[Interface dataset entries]
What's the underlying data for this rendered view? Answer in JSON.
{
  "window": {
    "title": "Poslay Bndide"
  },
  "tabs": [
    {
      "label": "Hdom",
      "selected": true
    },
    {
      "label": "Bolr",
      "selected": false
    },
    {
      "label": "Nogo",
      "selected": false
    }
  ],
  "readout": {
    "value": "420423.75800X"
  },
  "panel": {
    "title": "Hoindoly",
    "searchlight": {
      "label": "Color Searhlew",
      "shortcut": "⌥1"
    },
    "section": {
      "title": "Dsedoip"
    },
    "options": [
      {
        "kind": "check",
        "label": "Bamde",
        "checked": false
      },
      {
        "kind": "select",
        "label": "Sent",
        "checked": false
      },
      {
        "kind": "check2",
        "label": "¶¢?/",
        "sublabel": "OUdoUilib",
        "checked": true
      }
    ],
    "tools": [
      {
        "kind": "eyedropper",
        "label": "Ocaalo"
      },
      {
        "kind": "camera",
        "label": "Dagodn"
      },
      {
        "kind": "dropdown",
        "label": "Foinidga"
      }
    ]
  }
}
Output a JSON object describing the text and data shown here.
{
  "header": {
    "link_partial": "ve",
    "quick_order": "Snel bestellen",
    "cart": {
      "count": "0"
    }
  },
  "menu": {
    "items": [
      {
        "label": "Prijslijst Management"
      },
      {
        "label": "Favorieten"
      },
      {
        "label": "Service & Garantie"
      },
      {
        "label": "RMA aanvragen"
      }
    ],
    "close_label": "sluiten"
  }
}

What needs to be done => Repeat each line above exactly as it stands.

Written reply =>
What's the underlying data for this rendered view? Answer in JSON.
{
  "window": {
    "title": "Poslay Bndide"
  },
  "tabs": [
    {
      "label": "Hdom",
      "selected": true
    },
    {
      "label": "Bolr",
      "selected": false
    },
    {
      "label": "Nogo",
      "selected": false
    }
  ],
  "readout": {
    "value": "420423.75800X"
  },
  "panel": {
    "title": "Hoindoly",
    "searchlight": {
      "label": "Color Searhlew",
      "shortcut": "⌥1"
    },
    "section": {
      "title": "Dsedoip"
    },
    "options": [
      {
        "kind": "check",
        "label": "Bamde",
        "checked": false
      },
      {
        "kind": "select",
        "label": "Sent",
        "checked": false
      },
      {
        "kind": "check2",
        "label": "¶¢?/",
        "sublabel": "OUdoUilib",
        "checked": true
      }
    ],
    "tools": [
      {
        "kind": "eyedropper",
        "label": "Ocaalo"
      },
      {
        "kind": "camera",
        "label": "Dagodn"
      },
      {
        "kind": "dropdown",
        "label": "Foinidga"
      }
    ]
  }
}
Output a JSON object describing the text and data shown here.
{
  "header": {
    "link_partial": "ve",
    "quick_order": "Snel bestellen",
    "cart": {
      "count": "0"
    }
  },
  "menu": {
    "items": [
      {
        "label": "Prijslijst Management"
      },
      {
        "label": "Favorieten"
      },
      {
        "label": "Service & Garantie"
      },
      {
        "label": "RMA aanvragen"
      }
    ],
    "close_label": "sluiten"
  }
}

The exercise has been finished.